In this prequel to his Samuel Johnson Prize–winning Mao’s Great Famine (2010), Dikötter (Humanities/Univ. of Hong Kong) mines the Communists’ grisly early slog to power through the lives of everyday people. The victory of the Communists over Chiang Kai-shek’s Nationalists proclaimed on October 1, 1949, was supposed to bring liberation for everyone. A new orthodoxy had to be instilled in the masses, gleaned from Soviet training and Nationalist holdover ideas—e.g., a more rigorous registration of households and individuals according to class labels that would stick with them forever: good (revolutionaries, peasants) or bad (landlords, capitalists). As the police moved in to purge subversives, people scrambled to declare their allegiances to the new regime, “re-educate” themselves and denounce one another. As he did in his previous work, Dikötter wades deep into the grim reality, starting with the establishment of land reform, which helped whip up class hatred in the countryside so that laborers turned against the village leaders and traditional bonds were broken in favor of party loyalty. Poverty prevailed, the economy shut down, and suspicion was rampant: Mao warned of “secret agents and…bandits” still lurking and struck at the imperialist enemy on the Sino-Korean border in October 1950. The Great Terror ensued, followed by the suppression of foreigners, religious people, and even rats and vermin (due to a hysteria over germ warfare). The implementation of collectivization, based on the Soviet model, would seal the coffin for the masses, introducing famine and starvation. Dikötter marshals his meticulous research to show how Mao continually set up expectations only to mow them viciously down.

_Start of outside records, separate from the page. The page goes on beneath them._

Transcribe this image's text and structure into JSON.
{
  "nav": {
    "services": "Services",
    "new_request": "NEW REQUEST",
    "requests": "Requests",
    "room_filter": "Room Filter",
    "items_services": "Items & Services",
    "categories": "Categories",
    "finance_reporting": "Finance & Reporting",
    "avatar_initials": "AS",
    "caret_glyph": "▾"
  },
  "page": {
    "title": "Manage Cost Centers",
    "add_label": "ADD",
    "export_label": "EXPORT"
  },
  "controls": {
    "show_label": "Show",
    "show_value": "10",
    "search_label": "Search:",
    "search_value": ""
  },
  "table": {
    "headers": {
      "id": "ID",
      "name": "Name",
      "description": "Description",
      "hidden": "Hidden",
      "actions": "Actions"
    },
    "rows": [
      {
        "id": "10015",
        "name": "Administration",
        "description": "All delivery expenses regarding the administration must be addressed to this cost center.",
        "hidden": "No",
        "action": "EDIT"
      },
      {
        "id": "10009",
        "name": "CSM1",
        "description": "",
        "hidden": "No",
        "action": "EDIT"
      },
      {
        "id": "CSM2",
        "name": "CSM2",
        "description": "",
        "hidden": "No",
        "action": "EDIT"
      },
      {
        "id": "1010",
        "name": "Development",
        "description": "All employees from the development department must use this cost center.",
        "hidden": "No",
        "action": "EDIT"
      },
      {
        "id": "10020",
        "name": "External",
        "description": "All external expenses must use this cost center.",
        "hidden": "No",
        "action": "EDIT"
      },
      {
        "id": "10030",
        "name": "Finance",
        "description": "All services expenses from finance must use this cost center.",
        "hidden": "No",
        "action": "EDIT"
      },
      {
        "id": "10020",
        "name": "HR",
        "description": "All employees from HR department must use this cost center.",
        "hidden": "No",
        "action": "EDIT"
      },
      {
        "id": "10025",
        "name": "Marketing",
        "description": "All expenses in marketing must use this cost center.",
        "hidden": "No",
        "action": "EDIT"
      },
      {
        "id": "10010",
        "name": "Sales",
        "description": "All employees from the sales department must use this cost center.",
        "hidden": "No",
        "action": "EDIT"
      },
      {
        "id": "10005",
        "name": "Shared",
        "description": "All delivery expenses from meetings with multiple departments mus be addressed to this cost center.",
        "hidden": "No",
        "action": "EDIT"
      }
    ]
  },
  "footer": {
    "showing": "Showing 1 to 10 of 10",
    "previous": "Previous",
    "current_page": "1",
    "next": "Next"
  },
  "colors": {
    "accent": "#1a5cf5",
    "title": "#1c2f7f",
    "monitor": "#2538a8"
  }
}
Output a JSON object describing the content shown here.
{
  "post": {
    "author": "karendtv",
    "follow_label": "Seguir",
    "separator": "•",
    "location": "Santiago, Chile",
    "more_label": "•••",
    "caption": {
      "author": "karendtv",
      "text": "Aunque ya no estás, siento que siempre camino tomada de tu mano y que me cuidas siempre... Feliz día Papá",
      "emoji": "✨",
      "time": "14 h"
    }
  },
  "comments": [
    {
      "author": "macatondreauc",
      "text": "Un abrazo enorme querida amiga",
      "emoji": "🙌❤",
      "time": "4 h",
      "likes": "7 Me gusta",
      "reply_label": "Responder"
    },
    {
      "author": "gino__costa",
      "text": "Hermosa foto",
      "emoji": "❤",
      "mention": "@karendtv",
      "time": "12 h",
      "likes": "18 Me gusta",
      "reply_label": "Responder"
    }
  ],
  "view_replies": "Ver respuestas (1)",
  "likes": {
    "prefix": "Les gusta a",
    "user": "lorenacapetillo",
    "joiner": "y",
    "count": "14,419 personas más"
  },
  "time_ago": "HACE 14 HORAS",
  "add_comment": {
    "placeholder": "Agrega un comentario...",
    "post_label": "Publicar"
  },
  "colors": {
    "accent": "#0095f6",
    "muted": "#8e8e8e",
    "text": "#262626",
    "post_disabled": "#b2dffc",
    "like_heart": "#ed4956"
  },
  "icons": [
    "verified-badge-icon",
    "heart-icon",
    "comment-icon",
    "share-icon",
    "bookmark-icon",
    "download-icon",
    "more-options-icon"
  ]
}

Under the “shiny surface” of Mao’s propaganda, the author ably reveals the violence and misery.